The answer is every line of the records that holds the word "JSON", copied in full.

# # # # #

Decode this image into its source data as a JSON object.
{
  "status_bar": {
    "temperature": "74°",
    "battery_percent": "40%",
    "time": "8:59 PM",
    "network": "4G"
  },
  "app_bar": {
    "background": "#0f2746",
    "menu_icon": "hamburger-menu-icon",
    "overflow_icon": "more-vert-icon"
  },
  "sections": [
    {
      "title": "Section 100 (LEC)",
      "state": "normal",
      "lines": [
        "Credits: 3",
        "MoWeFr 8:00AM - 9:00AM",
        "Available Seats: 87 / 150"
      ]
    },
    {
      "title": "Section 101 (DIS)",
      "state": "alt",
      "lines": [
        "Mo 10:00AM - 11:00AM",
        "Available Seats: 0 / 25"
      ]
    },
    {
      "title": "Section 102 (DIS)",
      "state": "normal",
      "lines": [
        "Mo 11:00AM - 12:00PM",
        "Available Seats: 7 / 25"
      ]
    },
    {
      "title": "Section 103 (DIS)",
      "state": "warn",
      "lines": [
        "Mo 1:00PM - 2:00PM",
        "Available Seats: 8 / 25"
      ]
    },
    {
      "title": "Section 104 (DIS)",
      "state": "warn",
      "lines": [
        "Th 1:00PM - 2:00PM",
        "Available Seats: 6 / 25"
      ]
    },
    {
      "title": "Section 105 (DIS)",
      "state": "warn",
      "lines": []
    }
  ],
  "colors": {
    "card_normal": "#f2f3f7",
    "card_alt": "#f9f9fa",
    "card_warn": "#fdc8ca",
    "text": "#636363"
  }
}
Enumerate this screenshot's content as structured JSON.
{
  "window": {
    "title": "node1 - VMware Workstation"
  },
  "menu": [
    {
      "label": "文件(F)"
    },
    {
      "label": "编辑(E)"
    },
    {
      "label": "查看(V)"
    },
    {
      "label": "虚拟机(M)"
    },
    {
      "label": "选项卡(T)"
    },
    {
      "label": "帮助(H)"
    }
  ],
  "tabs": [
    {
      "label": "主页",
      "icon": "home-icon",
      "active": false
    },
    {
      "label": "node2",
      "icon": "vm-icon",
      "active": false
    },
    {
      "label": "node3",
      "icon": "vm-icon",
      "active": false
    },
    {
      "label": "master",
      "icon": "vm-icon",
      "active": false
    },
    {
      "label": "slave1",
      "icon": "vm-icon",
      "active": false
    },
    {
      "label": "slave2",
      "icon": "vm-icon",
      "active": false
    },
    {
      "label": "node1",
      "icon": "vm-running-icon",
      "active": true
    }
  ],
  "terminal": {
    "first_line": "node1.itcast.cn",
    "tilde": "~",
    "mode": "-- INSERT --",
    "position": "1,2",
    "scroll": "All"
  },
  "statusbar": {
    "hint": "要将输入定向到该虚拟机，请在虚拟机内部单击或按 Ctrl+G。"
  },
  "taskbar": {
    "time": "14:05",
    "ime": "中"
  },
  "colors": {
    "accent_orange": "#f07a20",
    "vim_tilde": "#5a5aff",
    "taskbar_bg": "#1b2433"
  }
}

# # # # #

_OUTPUT FOR THIS EXERCISE_.
Decode this image into its source data as a JSON object.
Enumerate this screenshot's content as structured JSON.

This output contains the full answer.